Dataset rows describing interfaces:

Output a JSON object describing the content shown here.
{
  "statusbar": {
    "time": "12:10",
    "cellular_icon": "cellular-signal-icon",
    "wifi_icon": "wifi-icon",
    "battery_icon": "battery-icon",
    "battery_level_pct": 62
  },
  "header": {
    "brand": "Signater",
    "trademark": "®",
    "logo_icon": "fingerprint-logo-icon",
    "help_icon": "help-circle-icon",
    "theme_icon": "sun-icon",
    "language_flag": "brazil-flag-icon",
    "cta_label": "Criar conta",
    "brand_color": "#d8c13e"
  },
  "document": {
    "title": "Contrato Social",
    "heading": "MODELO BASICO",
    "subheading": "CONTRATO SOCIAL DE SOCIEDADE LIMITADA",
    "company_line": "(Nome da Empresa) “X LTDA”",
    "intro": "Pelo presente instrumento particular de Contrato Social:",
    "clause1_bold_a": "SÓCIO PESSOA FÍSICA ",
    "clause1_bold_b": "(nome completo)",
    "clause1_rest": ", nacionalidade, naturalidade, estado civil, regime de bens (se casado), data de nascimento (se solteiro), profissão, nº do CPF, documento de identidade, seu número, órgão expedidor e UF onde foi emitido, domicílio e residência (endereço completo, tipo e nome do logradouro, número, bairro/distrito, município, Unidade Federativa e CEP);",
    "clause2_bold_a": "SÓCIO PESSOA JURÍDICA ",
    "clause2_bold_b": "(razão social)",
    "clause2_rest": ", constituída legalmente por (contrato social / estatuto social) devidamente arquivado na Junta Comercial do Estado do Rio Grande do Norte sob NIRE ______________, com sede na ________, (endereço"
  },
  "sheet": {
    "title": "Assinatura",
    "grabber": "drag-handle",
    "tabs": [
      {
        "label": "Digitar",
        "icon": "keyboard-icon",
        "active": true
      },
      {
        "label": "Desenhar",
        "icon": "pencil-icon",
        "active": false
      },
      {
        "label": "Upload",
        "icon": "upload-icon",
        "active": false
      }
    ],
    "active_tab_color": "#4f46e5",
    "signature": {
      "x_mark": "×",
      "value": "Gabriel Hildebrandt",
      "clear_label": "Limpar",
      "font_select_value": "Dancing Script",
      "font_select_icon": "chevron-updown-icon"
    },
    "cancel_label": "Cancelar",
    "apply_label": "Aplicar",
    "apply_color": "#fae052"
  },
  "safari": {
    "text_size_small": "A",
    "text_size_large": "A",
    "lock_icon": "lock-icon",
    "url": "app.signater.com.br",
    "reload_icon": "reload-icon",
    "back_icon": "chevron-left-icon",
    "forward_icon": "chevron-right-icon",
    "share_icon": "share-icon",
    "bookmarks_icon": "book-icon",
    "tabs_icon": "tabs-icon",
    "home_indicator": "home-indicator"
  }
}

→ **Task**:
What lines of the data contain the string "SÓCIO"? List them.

→ **Solution**:
    "clause1_bold_a": "SÓCIO PESSOA FÍSICA ",
    "clause2_bold_a": "SÓCIO PESSOA JURÍDICA ",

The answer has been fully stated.